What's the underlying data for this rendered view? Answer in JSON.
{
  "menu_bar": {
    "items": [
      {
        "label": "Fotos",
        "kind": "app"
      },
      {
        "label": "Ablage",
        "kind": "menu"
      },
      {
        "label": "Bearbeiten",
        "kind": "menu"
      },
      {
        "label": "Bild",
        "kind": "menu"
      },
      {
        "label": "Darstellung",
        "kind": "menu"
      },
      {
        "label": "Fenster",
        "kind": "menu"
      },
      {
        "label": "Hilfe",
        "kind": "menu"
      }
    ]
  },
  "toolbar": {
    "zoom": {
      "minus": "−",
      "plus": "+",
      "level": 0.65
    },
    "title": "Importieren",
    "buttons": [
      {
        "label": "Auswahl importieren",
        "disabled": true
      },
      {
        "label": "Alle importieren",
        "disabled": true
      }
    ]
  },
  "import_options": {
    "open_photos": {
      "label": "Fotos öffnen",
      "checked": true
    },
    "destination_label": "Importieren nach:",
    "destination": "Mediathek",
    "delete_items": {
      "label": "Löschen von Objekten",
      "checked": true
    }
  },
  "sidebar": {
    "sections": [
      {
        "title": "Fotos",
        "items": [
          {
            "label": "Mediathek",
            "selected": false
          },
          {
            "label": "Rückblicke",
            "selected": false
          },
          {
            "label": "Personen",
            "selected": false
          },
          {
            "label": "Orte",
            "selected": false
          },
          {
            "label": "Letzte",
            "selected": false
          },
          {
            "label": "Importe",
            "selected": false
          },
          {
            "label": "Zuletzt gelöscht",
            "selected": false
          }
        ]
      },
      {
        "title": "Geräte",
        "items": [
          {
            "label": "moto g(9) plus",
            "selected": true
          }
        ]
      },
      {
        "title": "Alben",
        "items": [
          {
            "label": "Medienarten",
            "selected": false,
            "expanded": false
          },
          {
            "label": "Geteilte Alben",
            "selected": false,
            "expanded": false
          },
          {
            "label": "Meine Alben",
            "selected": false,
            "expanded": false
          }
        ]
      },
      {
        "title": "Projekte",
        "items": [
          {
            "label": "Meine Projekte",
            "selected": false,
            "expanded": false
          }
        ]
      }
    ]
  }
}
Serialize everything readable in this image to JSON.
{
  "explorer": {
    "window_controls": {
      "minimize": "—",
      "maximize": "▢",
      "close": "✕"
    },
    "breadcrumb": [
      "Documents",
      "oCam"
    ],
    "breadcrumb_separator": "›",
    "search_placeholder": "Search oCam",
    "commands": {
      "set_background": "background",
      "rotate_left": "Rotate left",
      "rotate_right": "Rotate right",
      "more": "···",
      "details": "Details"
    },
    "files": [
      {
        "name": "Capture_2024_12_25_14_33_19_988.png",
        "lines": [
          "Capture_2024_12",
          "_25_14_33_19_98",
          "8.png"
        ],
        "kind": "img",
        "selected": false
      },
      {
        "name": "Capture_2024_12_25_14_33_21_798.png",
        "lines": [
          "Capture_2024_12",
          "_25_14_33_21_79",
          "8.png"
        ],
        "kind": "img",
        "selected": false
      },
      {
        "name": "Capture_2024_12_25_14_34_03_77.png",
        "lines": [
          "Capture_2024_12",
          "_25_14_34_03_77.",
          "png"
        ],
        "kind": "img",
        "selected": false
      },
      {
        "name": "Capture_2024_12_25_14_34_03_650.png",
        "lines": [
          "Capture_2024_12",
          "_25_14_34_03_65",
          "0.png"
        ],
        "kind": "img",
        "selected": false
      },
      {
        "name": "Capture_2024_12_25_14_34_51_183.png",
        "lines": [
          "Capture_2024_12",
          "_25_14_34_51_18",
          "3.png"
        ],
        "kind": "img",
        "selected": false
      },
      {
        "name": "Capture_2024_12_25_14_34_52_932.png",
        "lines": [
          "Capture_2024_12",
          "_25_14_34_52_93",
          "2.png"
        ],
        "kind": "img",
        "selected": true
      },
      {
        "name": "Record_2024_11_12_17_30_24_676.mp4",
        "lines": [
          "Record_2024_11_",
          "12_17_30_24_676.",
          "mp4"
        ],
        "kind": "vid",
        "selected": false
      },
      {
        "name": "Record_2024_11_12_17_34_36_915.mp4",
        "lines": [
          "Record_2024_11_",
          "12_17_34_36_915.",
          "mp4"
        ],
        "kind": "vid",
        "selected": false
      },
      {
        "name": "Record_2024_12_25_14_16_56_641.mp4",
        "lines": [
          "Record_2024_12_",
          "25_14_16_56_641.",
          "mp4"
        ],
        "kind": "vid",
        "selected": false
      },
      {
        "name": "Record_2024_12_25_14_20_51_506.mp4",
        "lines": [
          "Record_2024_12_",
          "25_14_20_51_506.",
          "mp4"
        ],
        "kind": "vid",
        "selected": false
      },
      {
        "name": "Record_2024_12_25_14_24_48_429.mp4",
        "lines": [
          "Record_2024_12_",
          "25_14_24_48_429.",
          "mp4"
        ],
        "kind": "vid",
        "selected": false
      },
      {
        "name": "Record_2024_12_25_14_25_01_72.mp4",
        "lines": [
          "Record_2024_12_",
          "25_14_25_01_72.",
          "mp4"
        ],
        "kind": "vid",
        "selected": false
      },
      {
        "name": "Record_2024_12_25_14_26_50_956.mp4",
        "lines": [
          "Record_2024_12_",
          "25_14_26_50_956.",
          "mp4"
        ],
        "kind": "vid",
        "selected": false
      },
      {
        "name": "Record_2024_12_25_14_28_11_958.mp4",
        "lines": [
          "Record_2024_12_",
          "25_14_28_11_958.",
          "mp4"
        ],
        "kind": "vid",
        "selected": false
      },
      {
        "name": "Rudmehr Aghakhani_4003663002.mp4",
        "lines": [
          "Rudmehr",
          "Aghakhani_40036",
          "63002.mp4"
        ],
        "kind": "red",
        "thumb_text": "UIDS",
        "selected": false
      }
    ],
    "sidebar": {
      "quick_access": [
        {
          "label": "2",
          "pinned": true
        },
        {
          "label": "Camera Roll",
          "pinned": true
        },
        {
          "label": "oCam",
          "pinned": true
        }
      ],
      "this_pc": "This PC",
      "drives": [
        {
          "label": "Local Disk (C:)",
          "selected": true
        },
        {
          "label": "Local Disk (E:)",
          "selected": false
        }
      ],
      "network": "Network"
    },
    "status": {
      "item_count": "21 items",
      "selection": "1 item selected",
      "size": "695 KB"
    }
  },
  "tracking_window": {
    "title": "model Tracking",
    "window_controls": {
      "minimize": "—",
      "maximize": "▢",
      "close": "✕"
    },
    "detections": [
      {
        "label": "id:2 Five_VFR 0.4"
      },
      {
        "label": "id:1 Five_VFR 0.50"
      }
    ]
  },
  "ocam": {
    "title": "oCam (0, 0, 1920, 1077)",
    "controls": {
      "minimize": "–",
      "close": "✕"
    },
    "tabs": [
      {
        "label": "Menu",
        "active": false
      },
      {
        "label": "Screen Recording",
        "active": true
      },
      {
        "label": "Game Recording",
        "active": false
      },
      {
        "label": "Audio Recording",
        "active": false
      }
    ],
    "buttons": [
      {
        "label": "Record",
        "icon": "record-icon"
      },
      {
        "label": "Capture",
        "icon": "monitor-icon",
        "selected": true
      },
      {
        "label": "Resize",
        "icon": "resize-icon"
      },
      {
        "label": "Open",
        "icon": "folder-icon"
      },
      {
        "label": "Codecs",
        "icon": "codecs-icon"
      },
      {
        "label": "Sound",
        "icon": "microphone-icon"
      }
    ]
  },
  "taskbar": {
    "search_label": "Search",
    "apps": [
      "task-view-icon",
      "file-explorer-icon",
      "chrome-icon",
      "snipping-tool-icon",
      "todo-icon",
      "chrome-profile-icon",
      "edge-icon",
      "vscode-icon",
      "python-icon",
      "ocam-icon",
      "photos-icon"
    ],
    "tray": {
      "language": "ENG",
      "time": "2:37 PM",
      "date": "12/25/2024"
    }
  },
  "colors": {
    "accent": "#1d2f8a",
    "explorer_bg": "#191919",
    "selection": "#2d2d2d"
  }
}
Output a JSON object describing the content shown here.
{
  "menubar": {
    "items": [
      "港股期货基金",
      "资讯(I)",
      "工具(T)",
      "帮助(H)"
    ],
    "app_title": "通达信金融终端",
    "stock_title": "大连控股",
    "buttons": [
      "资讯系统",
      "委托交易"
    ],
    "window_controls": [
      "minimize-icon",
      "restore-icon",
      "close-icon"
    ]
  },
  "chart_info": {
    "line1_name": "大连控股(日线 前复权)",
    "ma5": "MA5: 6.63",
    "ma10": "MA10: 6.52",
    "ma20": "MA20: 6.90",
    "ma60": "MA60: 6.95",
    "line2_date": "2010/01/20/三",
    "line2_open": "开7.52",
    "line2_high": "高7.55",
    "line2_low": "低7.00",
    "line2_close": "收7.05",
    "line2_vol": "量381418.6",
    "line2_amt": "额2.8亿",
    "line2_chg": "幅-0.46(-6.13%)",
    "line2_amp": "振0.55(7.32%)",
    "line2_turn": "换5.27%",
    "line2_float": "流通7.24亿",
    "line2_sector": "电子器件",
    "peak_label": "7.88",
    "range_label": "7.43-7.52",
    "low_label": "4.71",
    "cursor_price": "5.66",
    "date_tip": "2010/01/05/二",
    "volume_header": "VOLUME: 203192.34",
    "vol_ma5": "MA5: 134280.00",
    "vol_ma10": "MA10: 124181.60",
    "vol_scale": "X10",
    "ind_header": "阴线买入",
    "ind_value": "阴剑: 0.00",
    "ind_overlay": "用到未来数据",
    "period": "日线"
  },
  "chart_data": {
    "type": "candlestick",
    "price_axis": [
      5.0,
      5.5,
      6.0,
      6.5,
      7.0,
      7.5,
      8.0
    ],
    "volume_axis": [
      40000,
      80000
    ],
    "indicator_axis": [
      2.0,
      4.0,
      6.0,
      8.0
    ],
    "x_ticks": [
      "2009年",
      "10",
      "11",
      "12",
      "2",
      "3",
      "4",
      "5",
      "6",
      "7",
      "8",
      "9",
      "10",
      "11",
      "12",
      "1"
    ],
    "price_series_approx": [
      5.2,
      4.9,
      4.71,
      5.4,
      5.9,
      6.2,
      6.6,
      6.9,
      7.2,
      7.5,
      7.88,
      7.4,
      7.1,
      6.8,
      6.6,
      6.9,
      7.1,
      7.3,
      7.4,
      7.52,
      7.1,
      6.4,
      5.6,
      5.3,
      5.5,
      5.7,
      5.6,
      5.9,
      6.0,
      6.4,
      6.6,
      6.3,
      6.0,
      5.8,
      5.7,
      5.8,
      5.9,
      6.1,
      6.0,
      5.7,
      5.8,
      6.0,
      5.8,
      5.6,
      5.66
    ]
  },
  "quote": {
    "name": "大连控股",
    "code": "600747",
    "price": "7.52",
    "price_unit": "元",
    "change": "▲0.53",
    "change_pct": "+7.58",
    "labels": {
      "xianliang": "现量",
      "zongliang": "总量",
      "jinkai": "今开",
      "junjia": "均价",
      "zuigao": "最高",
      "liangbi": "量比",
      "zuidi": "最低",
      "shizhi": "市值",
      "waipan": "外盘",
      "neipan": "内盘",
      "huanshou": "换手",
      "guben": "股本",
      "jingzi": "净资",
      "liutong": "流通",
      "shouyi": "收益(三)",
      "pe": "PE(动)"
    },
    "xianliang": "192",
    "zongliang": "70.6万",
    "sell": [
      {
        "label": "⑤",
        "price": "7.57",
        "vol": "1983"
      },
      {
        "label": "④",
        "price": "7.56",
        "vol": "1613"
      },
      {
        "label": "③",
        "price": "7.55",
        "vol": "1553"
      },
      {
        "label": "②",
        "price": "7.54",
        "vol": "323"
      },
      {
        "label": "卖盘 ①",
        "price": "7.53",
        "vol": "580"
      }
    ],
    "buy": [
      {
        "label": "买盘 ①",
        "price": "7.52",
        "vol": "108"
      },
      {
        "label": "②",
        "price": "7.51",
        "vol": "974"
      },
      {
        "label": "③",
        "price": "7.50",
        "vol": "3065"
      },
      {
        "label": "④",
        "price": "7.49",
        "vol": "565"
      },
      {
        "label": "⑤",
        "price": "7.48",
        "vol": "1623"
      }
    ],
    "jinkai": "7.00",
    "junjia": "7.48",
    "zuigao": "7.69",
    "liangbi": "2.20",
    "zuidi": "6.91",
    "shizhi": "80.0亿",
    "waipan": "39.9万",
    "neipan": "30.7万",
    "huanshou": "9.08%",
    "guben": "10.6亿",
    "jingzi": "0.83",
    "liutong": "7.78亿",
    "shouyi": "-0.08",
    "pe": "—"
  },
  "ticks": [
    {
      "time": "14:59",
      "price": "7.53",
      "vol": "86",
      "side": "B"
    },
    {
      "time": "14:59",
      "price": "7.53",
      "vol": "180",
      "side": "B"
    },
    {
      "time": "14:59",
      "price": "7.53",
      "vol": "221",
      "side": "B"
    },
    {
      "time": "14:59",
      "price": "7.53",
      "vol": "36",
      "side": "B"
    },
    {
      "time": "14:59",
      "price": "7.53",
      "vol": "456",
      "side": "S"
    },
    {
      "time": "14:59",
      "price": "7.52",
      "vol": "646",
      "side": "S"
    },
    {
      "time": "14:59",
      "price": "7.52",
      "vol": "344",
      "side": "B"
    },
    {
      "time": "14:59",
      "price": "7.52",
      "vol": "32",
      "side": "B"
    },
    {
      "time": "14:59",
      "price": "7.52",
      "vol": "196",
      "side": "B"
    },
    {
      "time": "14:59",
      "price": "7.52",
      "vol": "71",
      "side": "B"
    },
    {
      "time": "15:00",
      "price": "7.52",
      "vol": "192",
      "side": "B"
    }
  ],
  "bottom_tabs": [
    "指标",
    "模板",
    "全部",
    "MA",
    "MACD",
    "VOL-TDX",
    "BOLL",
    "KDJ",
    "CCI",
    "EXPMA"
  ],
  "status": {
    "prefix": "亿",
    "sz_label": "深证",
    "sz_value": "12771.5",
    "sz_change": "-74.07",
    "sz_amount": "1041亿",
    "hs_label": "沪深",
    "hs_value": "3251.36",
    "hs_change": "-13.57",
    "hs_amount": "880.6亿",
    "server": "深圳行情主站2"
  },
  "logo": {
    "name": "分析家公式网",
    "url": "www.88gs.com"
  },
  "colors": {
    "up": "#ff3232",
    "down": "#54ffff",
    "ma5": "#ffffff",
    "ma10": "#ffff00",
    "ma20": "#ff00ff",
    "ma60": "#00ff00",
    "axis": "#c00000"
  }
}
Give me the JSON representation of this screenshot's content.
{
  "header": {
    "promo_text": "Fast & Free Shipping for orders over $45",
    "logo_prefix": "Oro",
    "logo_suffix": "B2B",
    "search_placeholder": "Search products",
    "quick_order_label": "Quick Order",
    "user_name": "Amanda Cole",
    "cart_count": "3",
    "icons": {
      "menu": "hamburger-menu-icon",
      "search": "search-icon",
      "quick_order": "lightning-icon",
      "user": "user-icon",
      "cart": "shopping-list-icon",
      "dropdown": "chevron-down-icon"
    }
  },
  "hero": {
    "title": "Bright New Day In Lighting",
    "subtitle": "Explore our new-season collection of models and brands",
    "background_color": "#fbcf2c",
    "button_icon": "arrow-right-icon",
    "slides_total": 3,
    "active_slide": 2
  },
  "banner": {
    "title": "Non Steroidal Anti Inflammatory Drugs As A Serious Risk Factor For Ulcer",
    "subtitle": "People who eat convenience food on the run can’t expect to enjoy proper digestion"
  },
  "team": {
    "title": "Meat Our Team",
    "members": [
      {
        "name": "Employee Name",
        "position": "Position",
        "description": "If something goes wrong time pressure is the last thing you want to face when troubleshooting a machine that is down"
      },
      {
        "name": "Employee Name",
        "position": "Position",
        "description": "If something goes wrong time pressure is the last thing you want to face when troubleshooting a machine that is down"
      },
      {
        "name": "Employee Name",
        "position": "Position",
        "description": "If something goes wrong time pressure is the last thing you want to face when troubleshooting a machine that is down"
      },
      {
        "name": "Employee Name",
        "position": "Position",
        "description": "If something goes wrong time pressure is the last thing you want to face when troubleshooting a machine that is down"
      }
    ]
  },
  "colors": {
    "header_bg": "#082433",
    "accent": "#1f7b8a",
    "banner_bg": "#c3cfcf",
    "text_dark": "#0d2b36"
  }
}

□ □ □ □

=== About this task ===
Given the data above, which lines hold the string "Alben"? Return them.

=== Your response ===
        "title": "Alben",
            "label": "Geteilte Alben",
            "label": "Meine Alben",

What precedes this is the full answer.